Syncthing can be quite noisy even while it isn't doing anything. The service ExecStart can be overridden like this to filter output directly without an extra script (adjust "grep" as needed):

/etc/systemd/system/syncthing@.service.d/nospam.conf
[Service]
ExecStart=
ExecStart=/bin/bash -c 'set -o pipefail; /usr/bin/syncthing -no-browser -no-restart -logflags=0 | grep -v "INFO: "'

Discovery Server

The Syncthing Discovery Server is available in the AUR under syncthing-discosrvAUR. Documentation is provided here.

Note, that the discovery server requires certificates to run, which should ideally be placed in /var/discosrv, and the user/group syncthing needs permissions to able to read the certificate files. Currently, you will need to edit the systemd unit file to correctly point to the certificates (as well as any other configuration changes you want to undertake, see list).

/usr/lib/systemd/system/syncthing-discosrv.service
[Unit]
Description=Syncthing discovery server
After=network.target

[Service]
User=syncthing
Group=syncthing
ExecStart=/bin/sh -c "/usr/bin/syncthing-discosrv -db-dsn='file:///var/discosrv/discosrv.db' -cert /var/discosrv/chain.pem -key /var/discosrv/key.pem"
Restart=on-failure
SuccessExitStatus=2

PrivateDevices=true
ProtectSystem=full
ProtectHome=true
NoNewPrivileges=true

[Install]
WantedBy=multi-user.target

To point the client at your discovery server, change the Global Discovery Servers variable under Settings, to point to https://yourserver:8443/ (default port) or whatever port you have reconfigured to. The variable takes a comma-seperated list of discovery servers, it is possible to include multiple ones, including the default one.

If you are using self-signed certificates, the client will refuse to connect unless you append the discovery server ID to its domain. The ID is printed to stdout upon launching the discovery server. Amend the Global Discovery Servers entry to add the ID: https://yourserver.com:8443/?id=AAAAAAA-BBBBBBB-CCCCCCC-DDDDDDD-EEEEEEE-FFFFFFF-GGGGGGG-HHHHHHH.

Run in VirtualBox

It is possible to have Syncthing connect both locally and globally within a VirtualBox virtual machine keeping its network adapter in standard NAT mode (rather than switching to bridged networking attached to the host computer's adapter).

To achieve this, Syncthing should use a port in the VM different from the port it uses on the host. If the default 22000 port is used by the host for listening, one could use 22001 in the VM. This is carried out by setting Syncthing's Sync Protocol Listen Addresses to tcp://:22001 in the VM and by opening the corresponding port of the virtual machine: the 22001/TCP host's port should be forwarded to the guest's same port.

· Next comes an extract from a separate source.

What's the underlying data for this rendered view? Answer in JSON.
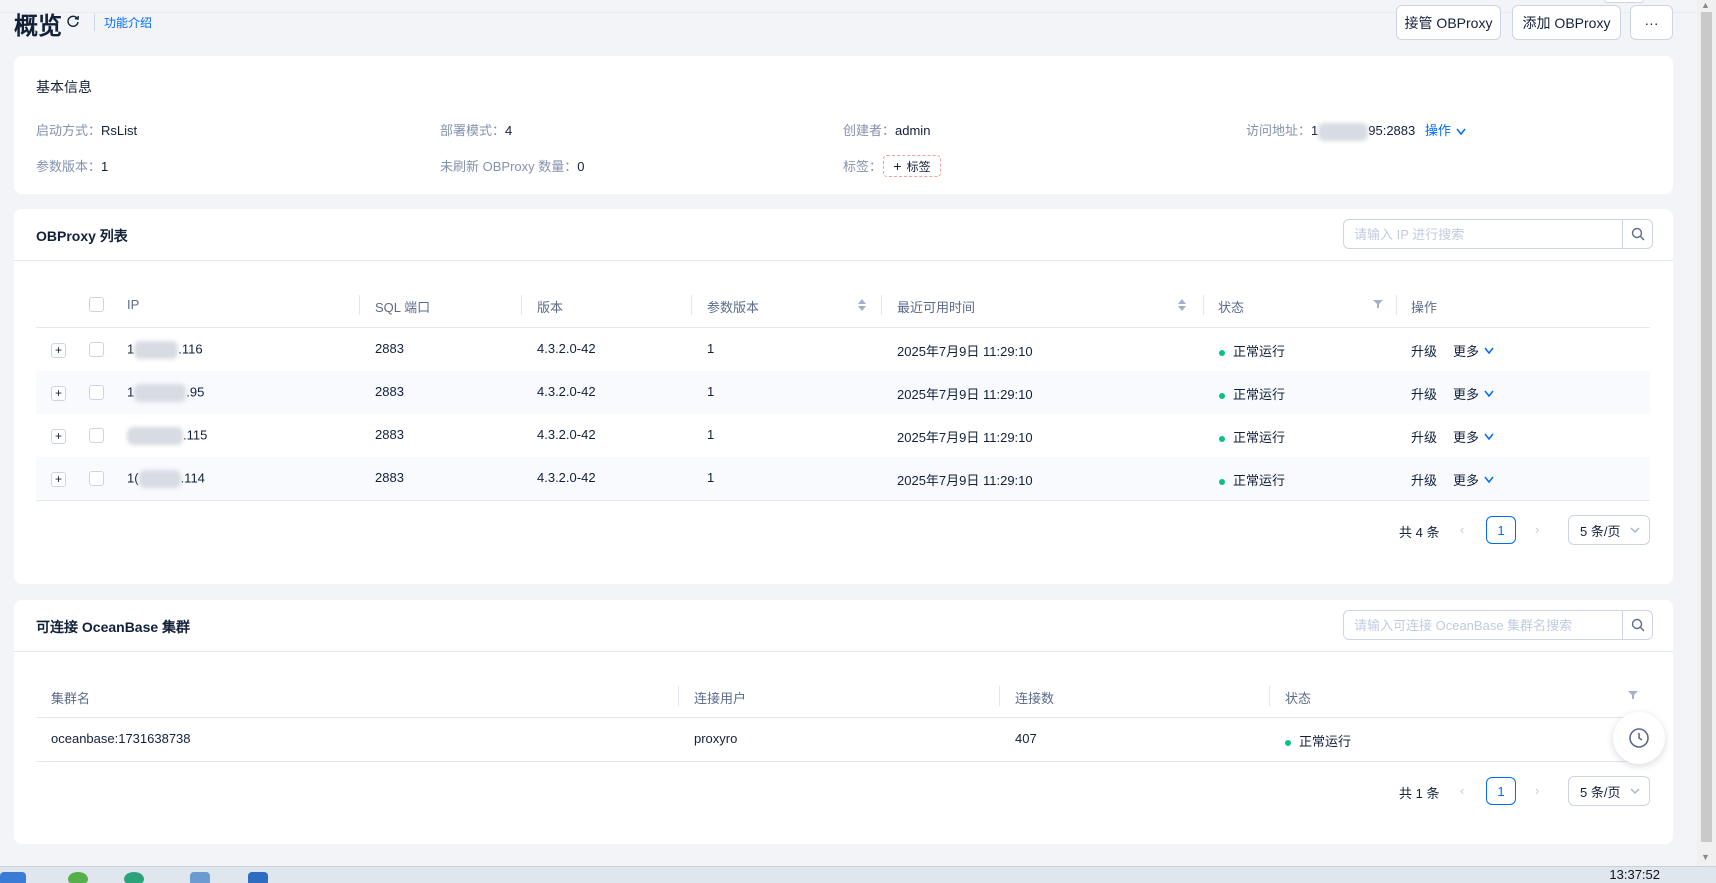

In this setup, relaying should not be necessary: local devices will connect to the VM on port 22001 while global devices should be accessible as long as they have an open port.

Troubleshooting

See Debugging Syncthing.